Between running Baja Banditios, pulling off a first in class finish with Toyota in the Baja 1000, and a recent trip to Chile with Toyota to concur a volcano, life has been busy for Ryan Millen. We recently caught up with him to learn more about his adventures with Andy Bell down south and to see what he’s got on tap for the rest of 2015.
Ryan, first and foremost, thanks for taking time out of your busy schedule to talk with us. It looks like it’s been a whirlwind last six months!
My pleasure, it’s certainly been a busy couple of months, but I wouldn’t change a thing!
The 1000 win must have been pretty awesome. You guys really looked like you brought it home as a team, even though that truck looked pretty rough. How was this race compared to previous 1000 races?
Thanks! Winning the Baja 1000 has been something I’ve been working on for over a decade. So to finally taste the champagne in La Paz was a dream come true. In stock vehicle class, we start pretty close to the rear of the field. So by the time we get to the silt beds or hill climbs, the course has seen a few hundred vehicles. You can just imagine how torn up the course is! This year was no different. In fact, I’d say this year was a little more challenging thanks to Hurricane Odile. Odile hit a month before the race and pretty much destroyed every road south of Guerrero Negro. I lost count of how many river crossing we had to navigate.
Rumor has it that Andy Bell is a bit of a lead foot. Is that true?
The Bell man is a lead foot for sure. My old man spent a lot of time teaching me as a kid about throttle control. Andy never got those lessons. He uses pure brute force to climb hills, moto style. Which was actually fun and I feel like I learned a thing or two from him. I know he learned a lot about how good Toyota’s traction control system is from me.
We heard you just back from Chile climbing a volcano in Toyota Tundra! How long were you down their for?
I was in Chile for a little over two weeks. The film crew had scouted most of the locations before I arrived. It was my job to make sure it was even possible to climb a volcano.
Your behind-the-scenes photos that you posted to your Facebook page look incredible! Was Chile what you expected?
Thanks, photography is passion of mine that has slowly been growing. Chile is the South American equivalent of New Zealand. It’s a beautiful country. They have a great roadway system. I never felt unsafe or in danger. So yea, pretty much the opposite of what I expected.
What surprised you most about being there?
Chilean Spanish is way different to Mexican Spanish. With any new country the language barrier is always tough to get over. But I found most of the Chilean people to be more than accommodating with my gringo Spanish.
The off-roading on a volcano looked pretty gnarly! What was the terrain like? Could you compare it to anything else you’ve driven on before?
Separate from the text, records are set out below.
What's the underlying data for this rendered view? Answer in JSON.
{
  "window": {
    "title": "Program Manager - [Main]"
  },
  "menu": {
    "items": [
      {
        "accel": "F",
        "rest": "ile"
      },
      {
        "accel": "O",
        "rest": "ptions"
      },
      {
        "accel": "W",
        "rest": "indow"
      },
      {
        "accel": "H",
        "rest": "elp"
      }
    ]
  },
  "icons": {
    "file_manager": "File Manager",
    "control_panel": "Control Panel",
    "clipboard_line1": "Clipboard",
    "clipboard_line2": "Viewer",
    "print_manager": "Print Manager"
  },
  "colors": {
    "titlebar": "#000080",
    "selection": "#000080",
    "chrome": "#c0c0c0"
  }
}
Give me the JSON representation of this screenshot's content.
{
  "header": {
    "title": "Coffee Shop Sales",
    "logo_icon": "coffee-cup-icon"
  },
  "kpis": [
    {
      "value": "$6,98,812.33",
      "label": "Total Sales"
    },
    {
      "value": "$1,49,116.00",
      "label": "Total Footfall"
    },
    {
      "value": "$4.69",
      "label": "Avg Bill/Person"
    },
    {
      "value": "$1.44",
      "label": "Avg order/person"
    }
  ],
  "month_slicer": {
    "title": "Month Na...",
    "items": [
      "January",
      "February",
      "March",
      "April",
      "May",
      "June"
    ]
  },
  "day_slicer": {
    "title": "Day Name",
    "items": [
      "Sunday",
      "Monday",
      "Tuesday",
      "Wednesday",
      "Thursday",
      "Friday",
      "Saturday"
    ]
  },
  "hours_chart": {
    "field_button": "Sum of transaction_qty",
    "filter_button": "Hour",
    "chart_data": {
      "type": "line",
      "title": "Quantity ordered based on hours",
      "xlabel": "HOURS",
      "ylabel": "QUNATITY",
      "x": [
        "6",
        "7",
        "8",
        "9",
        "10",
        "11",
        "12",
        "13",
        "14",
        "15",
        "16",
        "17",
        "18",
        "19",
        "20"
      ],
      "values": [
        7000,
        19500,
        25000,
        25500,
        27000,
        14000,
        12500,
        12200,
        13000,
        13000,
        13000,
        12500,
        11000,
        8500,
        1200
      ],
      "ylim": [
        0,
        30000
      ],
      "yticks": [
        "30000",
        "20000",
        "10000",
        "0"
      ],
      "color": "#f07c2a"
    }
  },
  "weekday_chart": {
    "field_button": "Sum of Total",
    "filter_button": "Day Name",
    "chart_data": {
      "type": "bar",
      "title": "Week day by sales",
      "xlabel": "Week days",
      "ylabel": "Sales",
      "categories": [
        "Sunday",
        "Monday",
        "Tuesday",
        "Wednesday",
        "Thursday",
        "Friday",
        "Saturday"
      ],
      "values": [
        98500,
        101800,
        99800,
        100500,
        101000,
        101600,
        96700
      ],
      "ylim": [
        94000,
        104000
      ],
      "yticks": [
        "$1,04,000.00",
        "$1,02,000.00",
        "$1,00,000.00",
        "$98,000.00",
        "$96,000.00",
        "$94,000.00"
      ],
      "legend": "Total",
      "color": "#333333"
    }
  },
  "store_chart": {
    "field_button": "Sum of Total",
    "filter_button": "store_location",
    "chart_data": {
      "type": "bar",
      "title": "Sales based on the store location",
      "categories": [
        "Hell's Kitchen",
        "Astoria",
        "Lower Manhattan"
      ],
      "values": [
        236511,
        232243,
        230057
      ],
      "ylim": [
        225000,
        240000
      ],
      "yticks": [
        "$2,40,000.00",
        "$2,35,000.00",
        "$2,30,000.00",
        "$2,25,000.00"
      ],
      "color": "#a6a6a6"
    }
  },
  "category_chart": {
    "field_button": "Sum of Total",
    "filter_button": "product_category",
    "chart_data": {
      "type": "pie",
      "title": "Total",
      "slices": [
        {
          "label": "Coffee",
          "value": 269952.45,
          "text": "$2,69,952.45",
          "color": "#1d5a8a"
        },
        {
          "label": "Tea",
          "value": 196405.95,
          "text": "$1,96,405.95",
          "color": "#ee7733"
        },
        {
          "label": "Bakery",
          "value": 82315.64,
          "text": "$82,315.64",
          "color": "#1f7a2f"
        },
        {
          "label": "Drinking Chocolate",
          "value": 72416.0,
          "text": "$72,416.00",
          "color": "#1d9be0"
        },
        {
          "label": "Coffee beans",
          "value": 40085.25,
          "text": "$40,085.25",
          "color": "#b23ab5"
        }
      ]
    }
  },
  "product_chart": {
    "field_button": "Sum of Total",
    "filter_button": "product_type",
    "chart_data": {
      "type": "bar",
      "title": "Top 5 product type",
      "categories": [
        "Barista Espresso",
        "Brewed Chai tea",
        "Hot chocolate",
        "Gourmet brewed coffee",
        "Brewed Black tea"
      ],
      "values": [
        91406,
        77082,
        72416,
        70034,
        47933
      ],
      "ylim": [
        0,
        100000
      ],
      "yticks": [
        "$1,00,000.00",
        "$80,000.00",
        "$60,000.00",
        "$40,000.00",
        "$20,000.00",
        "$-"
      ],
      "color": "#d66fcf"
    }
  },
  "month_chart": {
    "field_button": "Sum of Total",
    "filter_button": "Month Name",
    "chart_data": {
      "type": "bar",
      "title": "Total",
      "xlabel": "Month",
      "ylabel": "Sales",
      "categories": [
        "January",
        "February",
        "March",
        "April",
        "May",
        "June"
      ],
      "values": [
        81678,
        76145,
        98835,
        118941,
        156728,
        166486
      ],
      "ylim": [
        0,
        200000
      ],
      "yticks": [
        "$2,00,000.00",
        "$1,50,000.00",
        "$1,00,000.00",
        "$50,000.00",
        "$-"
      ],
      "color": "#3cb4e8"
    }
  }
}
It was wild! I was expecting it to be similar to sand, and it some places it was. But here’s the kicker, underneath most of the older lava flow is silt. We could never properly determine if a hill-side was going to be stable or solid until we were on it. On day one we got a little cocky and miss judged the stability of a ridge and nearly lost a truck to a 4k foot drop! Definitely one of the gnarliest things I’ve done in my off-roading career.
We heard the volcano next store erupted the week after you left. Were you guys worried at any point?
Villarica erupted two weeks after we left! I was really so bummed that I missed it, but the director made a good point. If it had been erupting while we were down there it would’ve been chaos and we wouldn’t have been able to shoot. But a chance in a lifetime missed…
We got the video from Toyota ….
So, we have to ask, what’s on tap for the rest of this year?
I’ll be rallying this year for Toyota in a Rav4. We just started building the car this week actually. Rallying is not a new discipline in the Millen family. Both my brother and dad have extensive careers in rallying. I based my career more around off-road racing. So I’m excited to be following in their footsteps. It’s a tough discipline because it puts much more focus on being as fast as possible over a relatively short course.
Not that you have any free time, but what do you do to unplug and take a break from it all?
I’m headed to Baja this weekend to free dive with Whale sharks and pet baby whales. Does that count? Haha, I love camping and riding my mountain bike. Anything that takes me out of the day-to-day thoughts and puts me only in the present is what I like to do.
Okay, last question. Peanuts or pretzels?